The effect of the technology on social behavior can be overstated, Adler warned. He recalled the unfulfilled predictions of a few years ago that computers would create “paperless” offices. For example, he said, electronic meetings might seem likely to reduce the need for business travel but in fact seems to encourage it.
“Studies over more than a decade show that the more people communicate the more reason they have to get together,” he explained. “What it does do is let people work together more intensively on a regular basis.”
Moreover, changes in the way people live may be no greater than those triggered by such previous major technological advances as the automobile or television, Adler said. Broadcasting, for example, “brought the salesman into the home,” and advanced telephone technology will extend that phenomenon to “bring the stores into the home.”
Major Test Planned
On a national scale, advanced telecommunications will get its first major commercial test later this year as the federal government begins phasing into operation an integrated telephone system that soon will tie together its vast and dispersed civilian work force. To perform the work, the General Services Administration awarded a pair of multibillion-dollar contracts last month to teams headed by AT&T; and U S Sprint to install the new system to serve the government’s civilian employees nationwide into the new century.
And in California, Fresno recently awarded a $2.9-million contract to Pacific Bell to build the state’s first such advanced system.

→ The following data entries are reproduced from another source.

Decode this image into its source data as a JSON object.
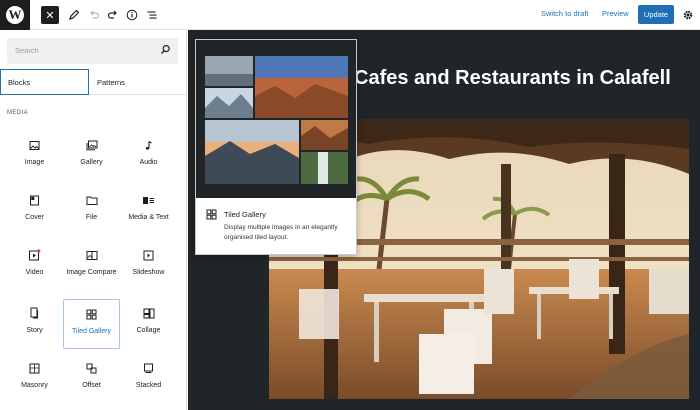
{
  "topbar": {
    "logo_letter": "W",
    "close_symbol": "✕",
    "switch_to_draft": "Switch to draft",
    "preview": "Preview",
    "update": "Update"
  },
  "inserter": {
    "search_placeholder": "Search",
    "tabs": [
      {
        "label": "Blocks",
        "active": true
      },
      {
        "label": "Patterns",
        "active": false
      }
    ],
    "category": "MEDIA",
    "blocks": [
      {
        "label": "Image",
        "icon": "image-icon"
      },
      {
        "label": "Gallery",
        "icon": "gallery-icon"
      },
      {
        "label": "Audio",
        "icon": "audio-icon"
      },
      {
        "label": "Cover",
        "icon": "cover-icon"
      },
      {
        "label": "File",
        "icon": "file-icon"
      },
      {
        "label": "Media & Text",
        "icon": "media-text-icon"
      },
      {
        "label": "Video",
        "icon": "video-icon"
      },
      {
        "label": "Image Compare",
        "icon": "image-compare-icon"
      },
      {
        "label": "Slideshow",
        "icon": "slideshow-icon"
      },
      {
        "label": "Story",
        "icon": "story-icon"
      },
      {
        "label": "Tiled Gallery",
        "icon": "tiled-gallery-icon",
        "selected": true
      },
      {
        "label": "Collage",
        "icon": "collage-icon"
      },
      {
        "label": "Masonry",
        "icon": "masonry-icon"
      },
      {
        "label": "Offset",
        "icon": "offset-icon"
      },
      {
        "label": "Stacked",
        "icon": "stacked-icon"
      }
    ]
  },
  "popover": {
    "title": "Tiled Gallery",
    "description": "Display multiple images in an elegantly organised tiled layout."
  },
  "canvas": {
    "post_title": "Cafes and Restaurants in Calafell"
  },
  "colors": {
    "accent": "#2271b1",
    "update_button": "#1e6fb5",
    "canvas_bg": "#1f2528"
  }
}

The city now must maintain two separate networks--one to carry conversations, the other data, explained Paul Romito, assistant director of general services.
“We needed something that would be good for 10 years,” he said.
These advanced phone systems, said Ahuja of Bell Labs, allow “even more flexibility in your working hours. If you get a great idea at midnight, you can get up and work on it. Or you can cross time zones"--sending messages for retrieval during normal business hours--"and yet, you can work the information in an integrated fashion--voice, data or video.”
“It’s just pushing along the natural thrust right now to make things more flexible,” he said. “Communications are already going that way--for example, with car phones. This does the same with information generally.”
Most local phone companies are testing such information services on a limited basis. In Cerritos, for example, GTE California is about to begin an ambitious program that will offer to a sampling of residents information services and cable television by phone line, with a wide selection of films and starting times. Eventually, these connections will be upgraded to high-capacity, static-free, fiber-optic cables, making live video transmissions possible, among other things.
One marketing goal is to learn just what services appeal to consumers--not to mention what they are willing to pay for them, said Donald Bache, the project’s general manager. “This is a real-world test of new services and technology.”
There will, of course, be a price to pay for the technology that makes these advanced phone services possible. The basic phone bill of those who subscribe to the new features will easily double from the $25 a month paid today by the typical California residential customer. Consumer groups are worried, however, that all of this new technology will inevitably also mean higher costs for all customers--even those who only want inexpensive, local phone service.
But AT&T; consultant Brennan maintains that “the bottom line is that if you don’t want to do any of this you don’t have to. It’s kind of like broadcast TV versus cable TV versus pay TV.
“There will be levels of telephone service,” he said. “This will give you more options and greater flexibility. You’ll be able to design your own telephone network.”